**TASK OBJECTIVE:** All of the records below must be output exactly, with no pictures carried over.

Segment Start: STUDY MATERIAL

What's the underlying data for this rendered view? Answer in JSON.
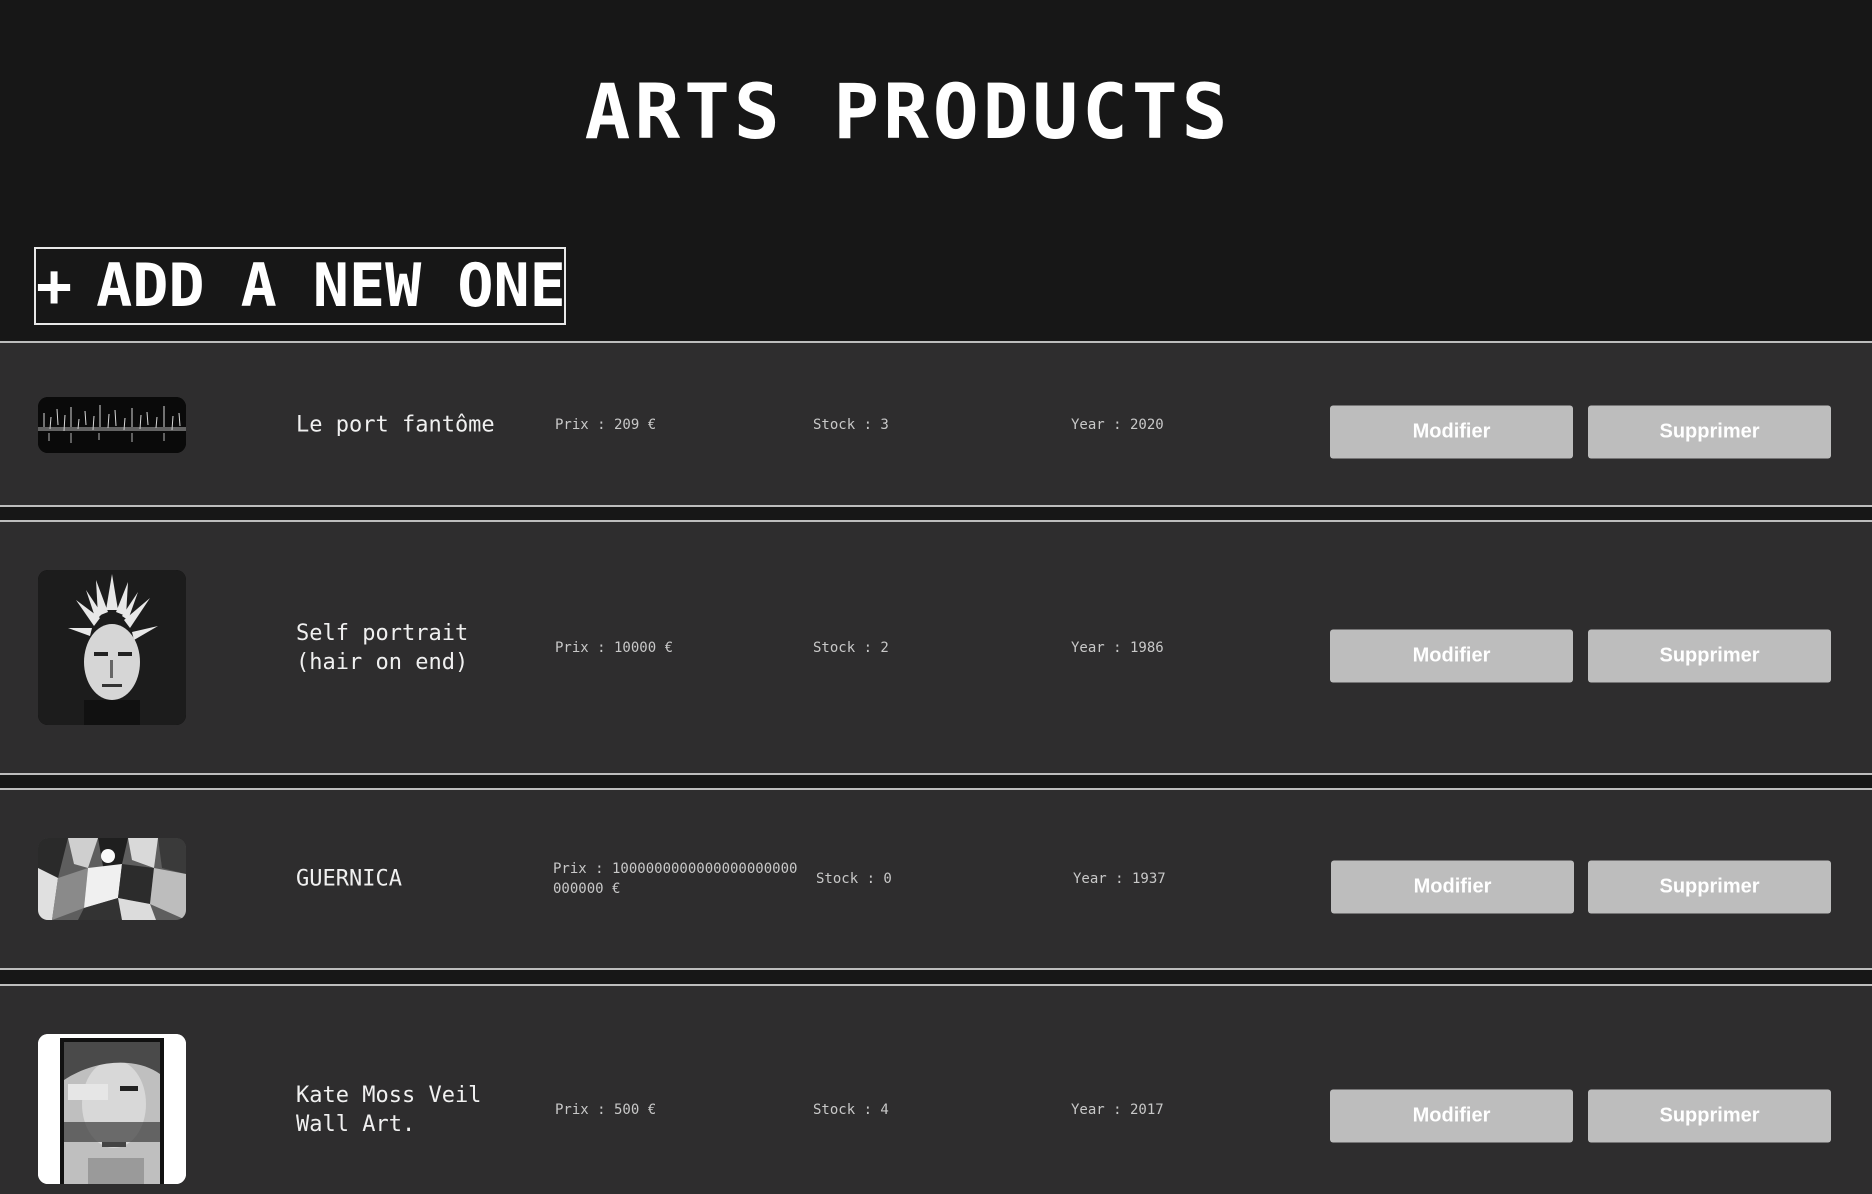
{
  "page": {
    "title": "ARTS PRODUCTS",
    "add_button_plus": "+",
    "add_button_label": "ADD A NEW ONE"
  },
  "products": [
    {
      "name": "Le port fantôme",
      "price": "Prix : 209 €",
      "stock": "Stock : 3",
      "year": "Year : 2020",
      "modify_label": "Modifier",
      "delete_label": "Supprimer"
    },
    {
      "name": "Self portrait (hair on end)",
      "price": "Prix : 10000 €",
      "stock": "Stock : 2",
      "year": "Year : 1986",
      "modify_label": "Modifier",
      "delete_label": "Supprimer"
    },
    {
      "name": "GUERNICA",
      "price": "Prix : 1000000000000000000000000000 €",
      "stock": "Stock : 0",
      "year": "Year : 1937",
      "modify_label": "Modifier",
      "delete_label": "Supprimer"
    },
    {
      "name": "Kate Moss Veil Wall Art.",
      "price": "Prix : 500 €",
      "stock": "Stock : 4",
      "year": "Year : 2017",
      "modify_label": "Modifier",
      "delete_label": "Supprimer"
    }
  ]
}
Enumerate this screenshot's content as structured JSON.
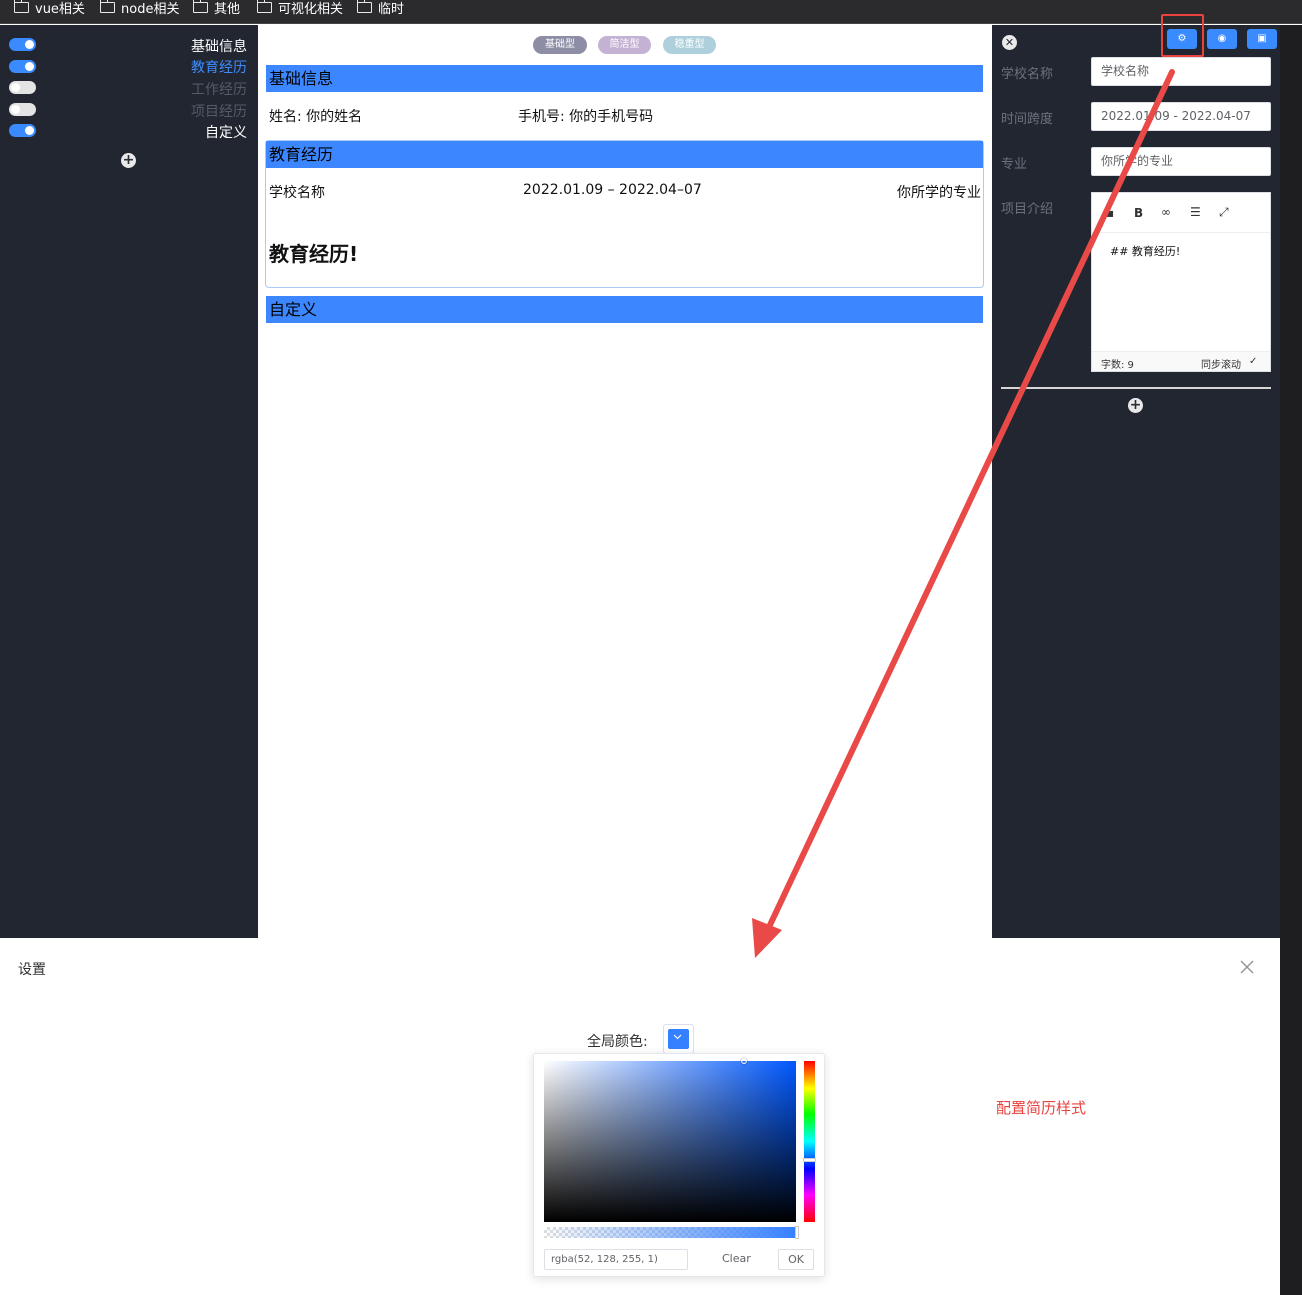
{
  "bookmarks": [
    "vue相关",
    "node相关",
    "其他",
    "可视化相关",
    "临时"
  ],
  "sidebar": {
    "sections": [
      {
        "label": "基础信息",
        "enabled": true,
        "state": "normal"
      },
      {
        "label": "教育经历",
        "enabled": true,
        "state": "active"
      },
      {
        "label": "工作经历",
        "enabled": false,
        "state": "disabled"
      },
      {
        "label": "项目经历",
        "enabled": false,
        "state": "disabled"
      },
      {
        "label": "自定义",
        "enabled": true,
        "state": "normal"
      }
    ]
  },
  "preview": {
    "style_buttons": [
      "基础型",
      "简洁型",
      "稳重型"
    ],
    "basic_title": "基础信息",
    "name_text": "姓名: 你的姓名",
    "phone_text": "手机号: 你的手机号码",
    "edu_title": "教育经历",
    "school": "学校名称",
    "date_range": "2022.01.09 – 2022.04–07",
    "major": "你所学的专业",
    "edu_heading": "教育经历!",
    "custom_title": "自定义"
  },
  "form": {
    "school_label": "学校名称",
    "school_value": "学校名称",
    "time_label": "时间跨度",
    "time_value": "2022.01.09 - 2022.04-07",
    "major_label": "专业",
    "major_value": "你所学的专业",
    "intro_label": "项目介绍",
    "editor_content": "## 教育经历!",
    "word_count": "字数: 9",
    "sync_scroll": "同步滚动"
  },
  "dialog": {
    "title": "设置",
    "color_label": "全局颜色:",
    "color_value": "rgba(52, 128, 255, 1)",
    "clear_label": "Clear",
    "ok_label": "OK"
  },
  "annotation": "配置简历样式",
  "colors": {
    "accent": "#3480ff",
    "dark_bg": "#222631",
    "annotation_red": "#e8433f"
  }
}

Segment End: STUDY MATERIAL

**ANSWER TO THIS PROBLEM:**
What's the underlying data for this rendered view? Answer in JSON.
{
  "page": {
    "title": "ARTS PRODUCTS",
    "add_button_plus": "+",
    "add_button_label": "ADD A NEW ONE"
  },
  "products": [
    {
      "name": "Le port fantôme",
      "price": "Prix : 209 €",
      "stock": "Stock : 3",
      "year": "Year : 2020",
      "modify_label": "Modifier",
      "delete_label": "Supprimer"
    },
    {
      "name": "Self portrait (hair on end)",
      "price": "Prix : 10000 €",
      "stock": "Stock : 2",
      "year": "Year : 1986",
      "modify_label": "Modifier",
      "delete_label": "Supprimer"
    },
    {
      "name": "GUERNICA",
      "price": "Prix : 1000000000000000000000000000 €",
      "stock": "Stock : 0",
      "year": "Year : 1937",
      "modify_label": "Modifier",
      "delete_label": "Supprimer"
    },
    {
      "name": "Kate Moss Veil Wall Art.",
      "price": "Prix : 500 €",
      "stock": "Stock : 4",
      "year": "Year : 2017",
      "modify_label": "Modifier",
      "delete_label": "Supprimer"
    }
  ]
}
Enumerate this screenshot's content as structured JSON.
{
  "bookmarks": [
    "vue相关",
    "node相关",
    "其他",
    "可视化相关",
    "临时"
  ],
  "sidebar": {
    "sections": [
      {
        "label": "基础信息",
        "enabled": true,
        "state": "normal"
      },
      {
        "label": "教育经历",
        "enabled": true,
        "state": "active"
      },
      {
        "label": "工作经历",
        "enabled": false,
        "state": "disabled"
      },
      {
        "label": "项目经历",
        "enabled": false,
        "state": "disabled"
      },
      {
        "label": "自定义",
        "enabled": true,
        "state": "normal"
      }
    ]
  },
  "preview": {
    "style_buttons": [
      "基础型",
      "简洁型",
      "稳重型"
    ],
    "basic_title": "基础信息",
    "name_text": "姓名: 你的姓名",
    "phone_text": "手机号: 你的手机号码",
    "edu_title": "教育经历",
    "school": "学校名称",
    "date_range": "2022.01.09 – 2022.04–07",
    "major": "你所学的专业",
    "edu_heading": "教育经历!",
    "custom_title": "自定义"
  },
  "form": {
    "school_label": "学校名称",
    "school_value": "学校名称",
    "time_label": "时间跨度",
    "time_value": "2022.01.09 - 2022.04-07",
    "major_label": "专业",
    "major_value": "你所学的专业",
    "intro_label": "项目介绍",
    "editor_content": "## 教育经历!",
    "word_count": "字数: 9",
    "sync_scroll": "同步滚动"
  },
  "dialog": {
    "title": "设置",
    "color_label": "全局颜色:",
    "color_value": "rgba(52, 128, 255, 1)",
    "clear_label": "Clear",
    "ok_label": "OK"
  },
  "annotation": "配置简历样式",
  "colors": {
    "accent": "#3480ff",
    "dark_bg": "#222631",
    "annotation_red": "#e8433f"
  }
}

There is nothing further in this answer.